Twitterers Punked by Early April Fools' Prank
April Fool's Day is still two weeks away, but many Twitterers have already been punked. It's a good one, too. Thursday's BBSpot spoof that reports Twitter has decided to charge for "premium" services is still tricking some Twitter users.
After much speculation about how Twitter intends to make money, it's easy to see how some could be duped by the BBSpot headline, "Twitter Unveils New Premium Accounts," and even the made-up quote from Twitter co-founder and CEO Evan Williams:
"Celebrities and large corporations have begun flocking to Twitter for their social media needs, and growth has accelerated. Many users have expressed willingness to pay for accounts, and now we give them that opportunity."
Read a little further, though, and the wheels come off. First consider the names of the premium accounts -- "Sparrow," "Dove," "Owl" and "Eagle" -- and then their features. Each paid account bumps up the length of tweets and the number of random followers. The top-of-the-line Eagle package, $250 per month for a 500-character limit and 1,000 extra random followers, also includes three "celebrity followers" of the user's choice and a Twitter "concierge" for tweeting while the user is asleep, among other exclusive perks.

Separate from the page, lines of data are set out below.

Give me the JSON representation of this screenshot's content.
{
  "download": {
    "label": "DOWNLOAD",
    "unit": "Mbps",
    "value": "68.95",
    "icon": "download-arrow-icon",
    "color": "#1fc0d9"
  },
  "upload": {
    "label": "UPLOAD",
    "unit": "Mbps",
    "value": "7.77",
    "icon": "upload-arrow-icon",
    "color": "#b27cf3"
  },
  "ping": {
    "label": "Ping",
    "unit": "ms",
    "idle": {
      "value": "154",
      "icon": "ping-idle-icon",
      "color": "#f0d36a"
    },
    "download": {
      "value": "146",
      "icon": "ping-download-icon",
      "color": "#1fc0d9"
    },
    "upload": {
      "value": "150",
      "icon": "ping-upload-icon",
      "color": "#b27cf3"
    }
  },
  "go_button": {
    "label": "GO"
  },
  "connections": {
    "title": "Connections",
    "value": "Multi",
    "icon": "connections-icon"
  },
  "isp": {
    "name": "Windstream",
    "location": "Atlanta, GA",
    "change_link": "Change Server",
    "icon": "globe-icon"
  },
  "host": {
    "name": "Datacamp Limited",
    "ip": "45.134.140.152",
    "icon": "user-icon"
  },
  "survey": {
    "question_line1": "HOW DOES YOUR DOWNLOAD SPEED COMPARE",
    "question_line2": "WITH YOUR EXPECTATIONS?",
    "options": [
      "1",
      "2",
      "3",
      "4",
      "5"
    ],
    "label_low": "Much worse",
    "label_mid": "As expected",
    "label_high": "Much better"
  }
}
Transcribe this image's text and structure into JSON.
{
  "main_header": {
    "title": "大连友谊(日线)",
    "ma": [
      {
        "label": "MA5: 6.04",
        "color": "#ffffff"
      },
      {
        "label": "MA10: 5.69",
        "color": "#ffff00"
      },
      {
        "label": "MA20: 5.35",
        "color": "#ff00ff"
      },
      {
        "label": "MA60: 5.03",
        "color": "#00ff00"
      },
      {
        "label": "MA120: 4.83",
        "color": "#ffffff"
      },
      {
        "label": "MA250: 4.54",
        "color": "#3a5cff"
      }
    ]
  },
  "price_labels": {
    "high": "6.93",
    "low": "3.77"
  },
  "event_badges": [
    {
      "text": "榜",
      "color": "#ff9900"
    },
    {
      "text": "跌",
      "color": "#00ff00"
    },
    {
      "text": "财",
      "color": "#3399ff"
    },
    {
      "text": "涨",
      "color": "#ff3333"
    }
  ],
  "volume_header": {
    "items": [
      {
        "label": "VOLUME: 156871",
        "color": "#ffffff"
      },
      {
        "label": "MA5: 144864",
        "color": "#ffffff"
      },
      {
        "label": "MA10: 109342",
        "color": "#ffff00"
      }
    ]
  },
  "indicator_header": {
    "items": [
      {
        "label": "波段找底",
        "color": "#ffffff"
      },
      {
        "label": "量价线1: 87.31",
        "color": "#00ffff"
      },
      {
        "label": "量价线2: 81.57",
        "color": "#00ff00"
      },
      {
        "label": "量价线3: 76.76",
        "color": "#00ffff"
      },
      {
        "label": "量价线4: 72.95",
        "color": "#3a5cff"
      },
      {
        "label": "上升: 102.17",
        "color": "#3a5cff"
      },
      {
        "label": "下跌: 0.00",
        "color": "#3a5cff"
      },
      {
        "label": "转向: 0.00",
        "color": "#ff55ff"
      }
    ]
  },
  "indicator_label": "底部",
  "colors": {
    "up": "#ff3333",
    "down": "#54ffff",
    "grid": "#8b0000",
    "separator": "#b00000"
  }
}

If that weren't enough of a tip-off, the article describes an EmbellishTwit plan, which for a mere $100 more per year uses "educated offshore employees" to jazz up boring tweets. For example, the tweet, "Just had a whole wheat bagel and coffee for breakfast," becomes "Just got in from clubbing all night and Heidi Klum is spreading brie on a baguette just flown in on the Concord for my breakfast."
At least half all current tweets about the "news" are still treating it seriously. Said kairaca: "Not thrilled...think they're going to lose users with this plan, if I understand it..." Wongrichard asked: "would [it] be better to charge celebs only?" But just as many others, like thecx, had caught on: "C'mon people! Twitter premium accounts was a joke!"
Meanwhile, BBspot writer Brian Briggs' own Twitter posse appears to be having a good time riffing on the joke.